Cisco Systems announced its Android tablet, the Cius, in June last year, but without any official pronouncements regarding its price or a specific release date. Yesterday, however, the company said it will start selling the Cius exclusively to corporate customers starting on July 31. The tablet will cost US$750.

When the company unveiled the Cius last year, it was very clear about its target market: businesses and enterprises. Cisco revealed more details last Wednesday about how the Cius exactly works as an enterprise-grade tablet, and one of the integral components is Cisco’s AppHQ, which will provide business applications designed for the Cius.

AppHQ is a storefront similar to the Android Market. The apps on AppHQ go through strict gatekeeping and quality control from Cisco. This will expectedly make the AppHQ an easy way to distribute apps targeted for business and enterprise use. The AppHQ also provides choice business apps and tools that easily jive with the Cius’ collaboration capabilities.

The Cius and AppHQ tandem is intended to give IT personnel less headaches when controlling company-issued Cius tablets. Through the AppHQ Manager, a company’s IT department can control what apps can be downloaded and installed on the Cius. The AppHQ Manager also enables companies to build their own custom storefronts carrying the company’s brand; in other words, it provides a mechanism for apps curation for the company’s employees.

Also included in the Cius are business productivity apps such as WebEx (Cisco’s home-grown online meeting app), Jabber (for instant messaging), Quad (an app for enterprise social networking), and Virtual Experience Infrastructure or VXI (for secure access to cloud-based business applications). To protect privacy and ensure security, the Cisco Cius employs enterprise-level security using a combination of hardware and software encryption.

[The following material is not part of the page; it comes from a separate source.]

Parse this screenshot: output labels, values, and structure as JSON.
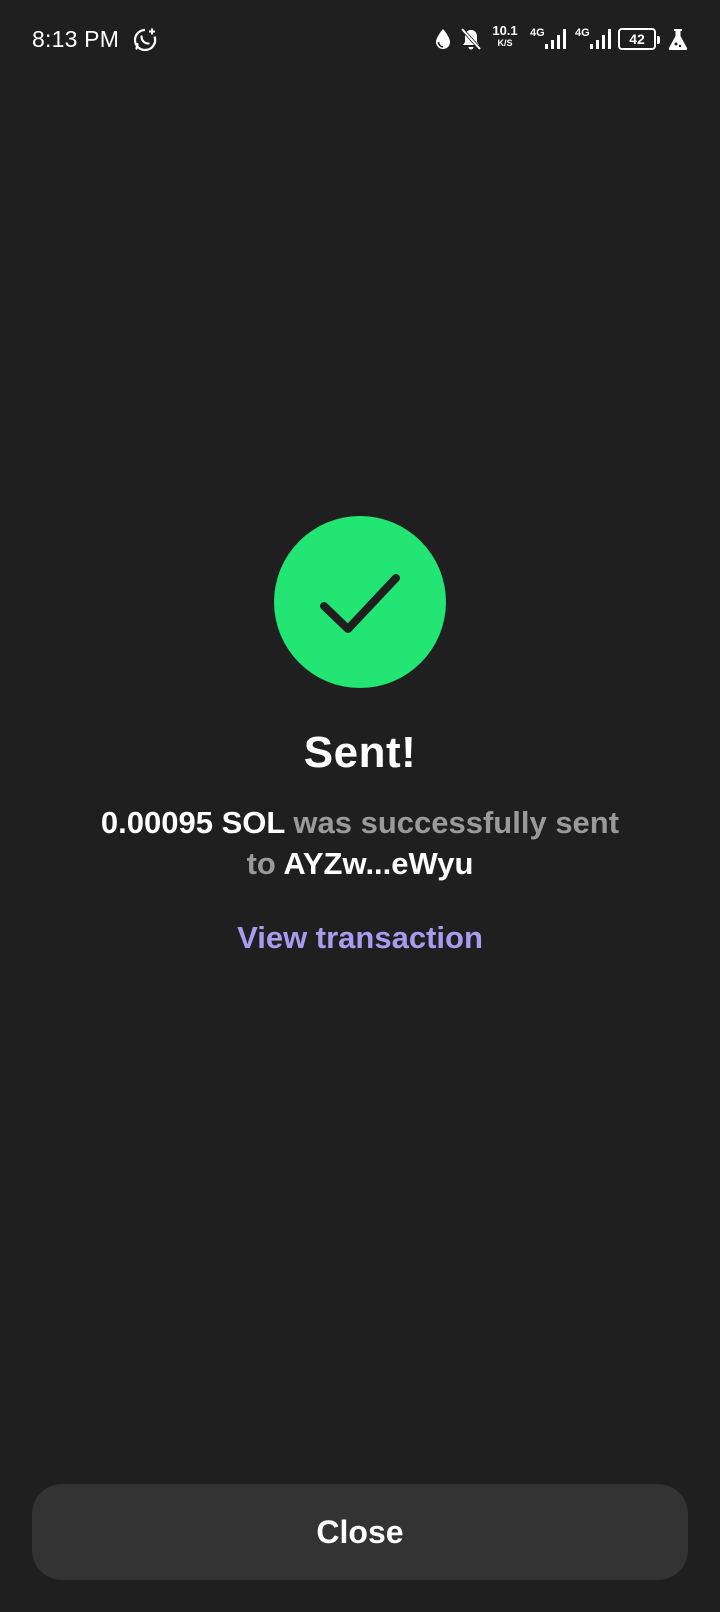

The Cius tablet itself has interesting specs. It runs on Android 2.2 Froyo, packs a 1.6-GHz Intel Atom mobile processor, and carries 32 gigabytes of internal storage. It’s 7-inch display size makes it portable and light enough (at 1.5 pounds) for mobile use. It can connect to networks via Bluetooth, Wi-Fi and 3G/4G, with Verizon as the choice carrier for data services. Connectivity to AT&T has also been announced by Cisco.

An optional docking station and a handset are also available. The battery of the Cius is user-replaceable, too.

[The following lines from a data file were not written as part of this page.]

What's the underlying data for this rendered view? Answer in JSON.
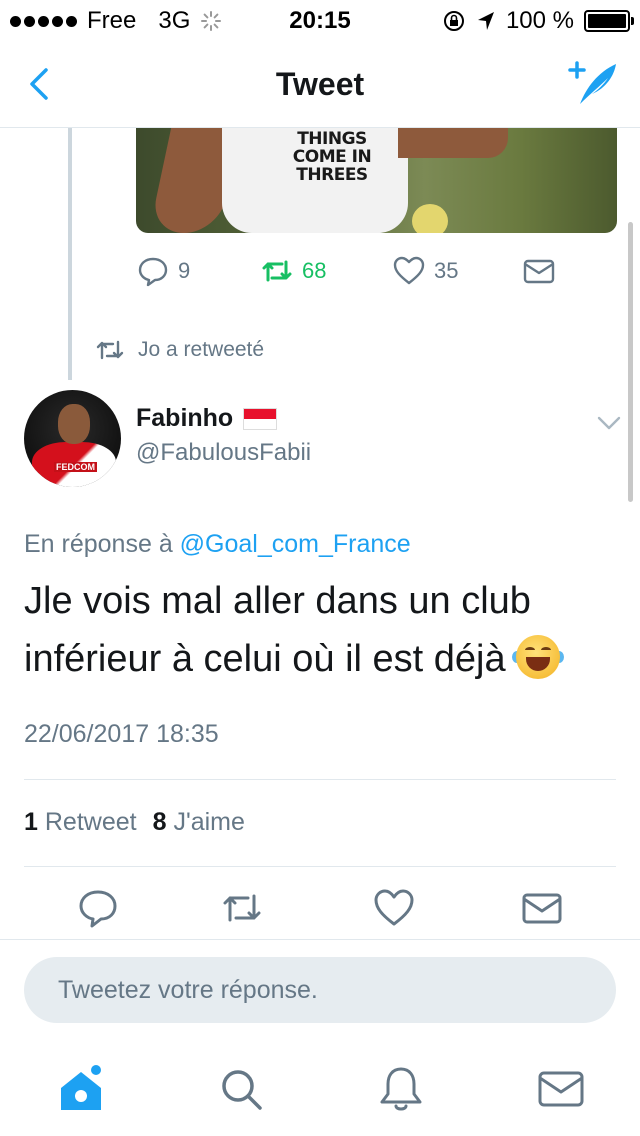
{
  "status_bar": {
    "carrier": "Free",
    "network": "3G",
    "time": "20:15",
    "battery": "100 %"
  },
  "nav": {
    "title": "Tweet",
    "back_icon": "chevron-left-icon",
    "compose_icon": "compose-tweet-icon"
  },
  "quoted_image": {
    "shirt_text": "THINGS COME IN THREES"
  },
  "prev_tweet_actions": {
    "replies": "9",
    "retweets": "68",
    "likes": "35"
  },
  "retweeted_by": "Jo a retweeté",
  "tweet": {
    "author_name": "Fabinho",
    "author_handle": "@FabulousFabii",
    "reply_prefix": "En réponse à",
    "reply_mention": "@Goal_com_France",
    "text": "Jle vois mal aller dans un club inférieur à celui où il est déjà",
    "timestamp": "22/06/2017 18:35",
    "retweet_count": "1",
    "retweet_label": "Retweet",
    "like_count": "8",
    "like_label": "J'aime"
  },
  "reply_input": {
    "placeholder": "Tweetez votre réponse."
  },
  "colors": {
    "accent": "#1da1f2",
    "retweet_green": "#17bf63",
    "muted": "#657786"
  }
}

Given its price, the Cius is clearly a tablet not meant for just anyone or for ordinary consumers. Cisco also frequently insists that the Cius is targeted at businesses and corporate consumers. Amidst the barrage of Android tablets that are better spec’d, are less expensive, and are also worthy of enterprise use, what do you think are Cisco’s chances of succeeding in pushing the Cius to its target market?